### Given data
────────────────────

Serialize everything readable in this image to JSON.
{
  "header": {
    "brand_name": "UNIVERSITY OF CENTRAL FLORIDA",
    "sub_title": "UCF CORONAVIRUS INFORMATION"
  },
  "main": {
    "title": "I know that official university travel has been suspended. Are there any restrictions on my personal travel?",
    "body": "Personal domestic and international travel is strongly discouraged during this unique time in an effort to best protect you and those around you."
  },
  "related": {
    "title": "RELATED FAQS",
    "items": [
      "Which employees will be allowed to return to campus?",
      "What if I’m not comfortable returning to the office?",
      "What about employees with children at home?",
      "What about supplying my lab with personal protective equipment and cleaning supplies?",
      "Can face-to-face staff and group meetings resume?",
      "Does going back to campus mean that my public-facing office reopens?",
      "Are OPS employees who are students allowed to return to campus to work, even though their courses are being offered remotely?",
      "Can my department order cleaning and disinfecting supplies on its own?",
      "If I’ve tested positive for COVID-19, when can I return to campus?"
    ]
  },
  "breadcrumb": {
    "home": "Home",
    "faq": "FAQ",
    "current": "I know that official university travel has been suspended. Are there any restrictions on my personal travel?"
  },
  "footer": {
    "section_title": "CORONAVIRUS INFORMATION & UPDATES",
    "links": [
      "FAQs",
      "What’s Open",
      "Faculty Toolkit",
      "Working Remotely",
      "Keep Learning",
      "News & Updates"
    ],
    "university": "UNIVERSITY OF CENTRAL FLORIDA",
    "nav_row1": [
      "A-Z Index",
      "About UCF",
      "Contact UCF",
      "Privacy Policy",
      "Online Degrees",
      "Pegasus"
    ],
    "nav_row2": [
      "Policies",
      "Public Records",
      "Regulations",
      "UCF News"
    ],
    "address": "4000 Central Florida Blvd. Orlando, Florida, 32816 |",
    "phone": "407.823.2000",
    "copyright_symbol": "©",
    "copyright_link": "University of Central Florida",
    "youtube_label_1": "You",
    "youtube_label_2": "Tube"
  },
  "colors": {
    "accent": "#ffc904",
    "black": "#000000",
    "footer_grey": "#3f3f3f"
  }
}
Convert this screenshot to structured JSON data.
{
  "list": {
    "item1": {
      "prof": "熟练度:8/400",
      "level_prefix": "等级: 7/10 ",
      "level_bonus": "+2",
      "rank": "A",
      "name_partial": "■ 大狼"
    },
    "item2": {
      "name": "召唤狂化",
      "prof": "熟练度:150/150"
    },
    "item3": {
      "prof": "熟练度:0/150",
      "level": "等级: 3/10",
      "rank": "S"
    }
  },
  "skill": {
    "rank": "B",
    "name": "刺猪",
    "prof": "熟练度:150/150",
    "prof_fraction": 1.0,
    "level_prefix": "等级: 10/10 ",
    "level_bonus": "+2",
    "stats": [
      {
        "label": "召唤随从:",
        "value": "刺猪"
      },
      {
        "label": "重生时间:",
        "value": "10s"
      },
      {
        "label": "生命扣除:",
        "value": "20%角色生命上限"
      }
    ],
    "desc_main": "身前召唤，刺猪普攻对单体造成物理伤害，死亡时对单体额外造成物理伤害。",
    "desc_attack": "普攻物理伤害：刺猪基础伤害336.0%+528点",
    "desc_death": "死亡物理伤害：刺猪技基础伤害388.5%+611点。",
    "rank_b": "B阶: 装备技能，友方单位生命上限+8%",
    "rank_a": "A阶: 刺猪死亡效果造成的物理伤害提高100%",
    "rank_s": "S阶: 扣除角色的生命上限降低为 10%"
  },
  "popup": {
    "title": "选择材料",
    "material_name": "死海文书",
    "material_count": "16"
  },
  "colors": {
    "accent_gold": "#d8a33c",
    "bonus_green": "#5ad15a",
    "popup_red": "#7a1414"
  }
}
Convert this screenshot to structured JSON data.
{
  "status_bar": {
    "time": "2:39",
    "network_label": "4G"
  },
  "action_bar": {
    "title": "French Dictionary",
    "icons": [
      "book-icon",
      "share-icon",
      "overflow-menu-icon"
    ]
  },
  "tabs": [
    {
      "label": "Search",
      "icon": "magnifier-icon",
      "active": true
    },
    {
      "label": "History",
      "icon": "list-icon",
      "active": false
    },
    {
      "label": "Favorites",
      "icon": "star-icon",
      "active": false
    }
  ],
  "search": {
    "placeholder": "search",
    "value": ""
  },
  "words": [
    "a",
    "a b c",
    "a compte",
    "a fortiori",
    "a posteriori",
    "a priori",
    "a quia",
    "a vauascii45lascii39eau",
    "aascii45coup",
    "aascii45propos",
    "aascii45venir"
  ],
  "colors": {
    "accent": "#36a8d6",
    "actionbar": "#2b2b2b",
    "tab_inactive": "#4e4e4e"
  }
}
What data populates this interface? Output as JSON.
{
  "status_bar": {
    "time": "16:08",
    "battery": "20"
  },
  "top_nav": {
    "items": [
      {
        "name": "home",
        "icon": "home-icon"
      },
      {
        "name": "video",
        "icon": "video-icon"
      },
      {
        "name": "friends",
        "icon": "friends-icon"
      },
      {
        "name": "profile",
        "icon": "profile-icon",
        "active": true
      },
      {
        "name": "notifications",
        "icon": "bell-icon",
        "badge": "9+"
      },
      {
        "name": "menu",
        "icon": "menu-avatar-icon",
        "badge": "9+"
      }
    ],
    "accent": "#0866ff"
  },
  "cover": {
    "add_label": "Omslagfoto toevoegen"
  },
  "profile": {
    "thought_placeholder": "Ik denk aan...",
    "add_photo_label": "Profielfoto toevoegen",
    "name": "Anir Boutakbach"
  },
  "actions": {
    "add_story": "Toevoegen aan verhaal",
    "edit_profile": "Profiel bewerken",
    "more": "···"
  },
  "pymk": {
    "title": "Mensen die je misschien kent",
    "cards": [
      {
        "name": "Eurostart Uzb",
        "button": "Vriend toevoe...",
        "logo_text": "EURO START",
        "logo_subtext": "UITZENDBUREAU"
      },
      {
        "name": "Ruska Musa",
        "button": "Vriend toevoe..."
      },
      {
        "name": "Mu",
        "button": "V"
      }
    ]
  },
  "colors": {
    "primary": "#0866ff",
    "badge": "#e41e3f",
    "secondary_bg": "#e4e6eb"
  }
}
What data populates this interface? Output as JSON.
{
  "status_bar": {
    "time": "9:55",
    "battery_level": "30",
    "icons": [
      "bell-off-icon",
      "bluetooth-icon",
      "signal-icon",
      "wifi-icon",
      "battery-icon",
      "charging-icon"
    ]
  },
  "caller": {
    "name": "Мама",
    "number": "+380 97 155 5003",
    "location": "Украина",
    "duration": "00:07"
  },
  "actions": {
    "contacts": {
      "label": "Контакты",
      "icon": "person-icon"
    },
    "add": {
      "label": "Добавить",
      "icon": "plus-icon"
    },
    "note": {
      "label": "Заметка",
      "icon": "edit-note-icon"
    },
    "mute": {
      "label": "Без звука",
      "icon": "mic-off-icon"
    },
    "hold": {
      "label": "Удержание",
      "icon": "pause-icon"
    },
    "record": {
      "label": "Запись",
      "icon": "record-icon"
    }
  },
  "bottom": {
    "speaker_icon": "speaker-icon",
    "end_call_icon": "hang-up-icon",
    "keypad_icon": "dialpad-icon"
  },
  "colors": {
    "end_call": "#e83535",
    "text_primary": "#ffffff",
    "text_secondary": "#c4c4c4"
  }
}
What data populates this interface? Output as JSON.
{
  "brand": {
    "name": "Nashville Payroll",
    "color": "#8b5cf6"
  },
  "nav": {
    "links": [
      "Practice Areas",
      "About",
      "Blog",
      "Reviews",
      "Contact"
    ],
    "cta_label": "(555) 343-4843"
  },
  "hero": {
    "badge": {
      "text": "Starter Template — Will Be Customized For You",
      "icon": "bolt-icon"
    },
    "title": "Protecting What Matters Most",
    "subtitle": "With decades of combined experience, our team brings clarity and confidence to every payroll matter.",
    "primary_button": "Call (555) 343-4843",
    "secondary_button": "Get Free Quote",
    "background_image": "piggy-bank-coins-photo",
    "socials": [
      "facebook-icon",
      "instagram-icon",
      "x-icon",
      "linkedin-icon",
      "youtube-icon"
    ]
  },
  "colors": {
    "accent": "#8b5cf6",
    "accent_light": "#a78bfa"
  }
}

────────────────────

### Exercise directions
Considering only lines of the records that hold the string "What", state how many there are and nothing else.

### Answer box
8